## [Instructions to follow]
Exactly as shown, give the full listing again.
Segment Start: Records to process
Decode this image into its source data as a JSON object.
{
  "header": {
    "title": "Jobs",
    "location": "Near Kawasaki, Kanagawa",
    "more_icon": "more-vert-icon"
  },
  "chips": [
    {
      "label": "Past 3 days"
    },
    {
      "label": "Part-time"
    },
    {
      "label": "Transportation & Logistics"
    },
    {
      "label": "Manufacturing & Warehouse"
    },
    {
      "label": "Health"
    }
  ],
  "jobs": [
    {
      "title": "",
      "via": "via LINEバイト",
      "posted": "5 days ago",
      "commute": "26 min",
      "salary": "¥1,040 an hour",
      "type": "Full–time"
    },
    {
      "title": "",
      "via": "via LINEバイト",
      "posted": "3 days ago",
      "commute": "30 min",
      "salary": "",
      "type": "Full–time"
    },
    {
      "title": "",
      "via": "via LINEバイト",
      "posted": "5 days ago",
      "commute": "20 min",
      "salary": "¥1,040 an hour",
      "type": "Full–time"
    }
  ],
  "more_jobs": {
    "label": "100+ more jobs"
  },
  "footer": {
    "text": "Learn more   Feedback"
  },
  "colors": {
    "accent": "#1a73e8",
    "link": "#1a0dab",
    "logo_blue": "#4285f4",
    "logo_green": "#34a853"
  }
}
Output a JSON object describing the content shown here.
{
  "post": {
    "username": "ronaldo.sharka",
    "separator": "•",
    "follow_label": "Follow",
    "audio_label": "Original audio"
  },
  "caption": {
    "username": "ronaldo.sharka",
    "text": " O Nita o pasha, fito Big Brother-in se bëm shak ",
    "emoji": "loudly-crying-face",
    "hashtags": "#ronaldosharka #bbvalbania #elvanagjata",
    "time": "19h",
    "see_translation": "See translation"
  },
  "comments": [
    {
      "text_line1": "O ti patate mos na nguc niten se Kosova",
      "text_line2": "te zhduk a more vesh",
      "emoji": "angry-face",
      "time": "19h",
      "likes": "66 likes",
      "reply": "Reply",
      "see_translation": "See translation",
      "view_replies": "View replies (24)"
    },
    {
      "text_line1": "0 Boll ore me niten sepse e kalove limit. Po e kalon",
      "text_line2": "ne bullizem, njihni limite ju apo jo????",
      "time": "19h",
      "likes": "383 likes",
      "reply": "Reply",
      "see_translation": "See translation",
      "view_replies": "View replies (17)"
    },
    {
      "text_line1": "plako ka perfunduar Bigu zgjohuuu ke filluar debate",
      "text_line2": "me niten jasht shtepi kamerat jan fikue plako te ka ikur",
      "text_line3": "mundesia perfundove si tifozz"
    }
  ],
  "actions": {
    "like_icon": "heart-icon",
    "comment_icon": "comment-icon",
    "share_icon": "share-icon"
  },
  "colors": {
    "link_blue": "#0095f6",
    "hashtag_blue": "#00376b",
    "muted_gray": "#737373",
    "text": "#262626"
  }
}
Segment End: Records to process
## [Completed exercise]
Decode this image into its source data as a JSON object.
{
  "header": {
    "title": "Jobs",
    "location": "Near Kawasaki, Kanagawa",
    "more_icon": "more-vert-icon"
  },
  "chips": [
    {
      "label": "Past 3 days"
    },
    {
      "label": "Part-time"
    },
    {
      "label": "Transportation & Logistics"
    },
    {
      "label": "Manufacturing & Warehouse"
    },
    {
      "label": "Health"
    }
  ],
  "jobs": [
    {
      "title": "",
      "via": "via LINEバイト",
      "posted": "5 days ago",
      "commute": "26 min",
      "salary": "¥1,040 an hour",
      "type": "Full–time"
    },
    {
      "title": "",
      "via": "via LINEバイト",
      "posted": "3 days ago",
      "commute": "30 min",
      "salary": "",
      "type": "Full–time"
    },
    {
      "title": "",
      "via": "via LINEバイト",
      "posted": "5 days ago",
      "commute": "20 min",
      "salary": "¥1,040 an hour",
      "type": "Full–time"
    }
  ],
  "more_jobs": {
    "label": "100+ more jobs"
  },
  "footer": {
    "text": "Learn more   Feedback"
  },
  "colors": {
    "accent": "#1a73e8",
    "link": "#1a0dab",
    "logo_blue": "#4285f4",
    "logo_green": "#34a853"
  }
}
Output a JSON object describing the content shown here.
{
  "post": {
    "username": "ronaldo.sharka",
    "separator": "•",
    "follow_label": "Follow",
    "audio_label": "Original audio"
  },
  "caption": {
    "username": "ronaldo.sharka",
    "text": " O Nita o pasha, fito Big Brother-in se bëm shak ",
    "emoji": "loudly-crying-face",
    "hashtags": "#ronaldosharka #bbvalbania #elvanagjata",
    "time": "19h",
    "see_translation": "See translation"
  },
  "comments": [
    {
      "text_line1": "O ti patate mos na nguc niten se Kosova",
      "text_line2": "te zhduk a more vesh",
      "emoji": "angry-face",
      "time": "19h",
      "likes": "66 likes",
      "reply": "Reply",
      "see_translation": "See translation",
      "view_replies": "View replies (24)"
    },
    {
      "text_line1": "0 Boll ore me niten sepse e kalove limit. Po e kalon",
      "text_line2": "ne bullizem, njihni limite ju apo jo????",
      "time": "19h",
      "likes": "383 likes",
      "reply": "Reply",
      "see_translation": "See translation",
      "view_replies": "View replies (17)"
    },
    {
      "text_line1": "plako ka perfunduar Bigu zgjohuuu ke filluar debate",
      "text_line2": "me niten jasht shtepi kamerat jan fikue plako te ka ikur",
      "text_line3": "mundesia perfundove si tifozz"
    }
  ],
  "actions": {
    "like_icon": "heart-icon",
    "comment_icon": "comment-icon",
    "share_icon": "share-icon"
  },
  "colors": {
    "link_blue": "#0095f6",
    "hashtag_blue": "#00376b",
    "muted_gray": "#737373",
    "text": "#262626"
  }
}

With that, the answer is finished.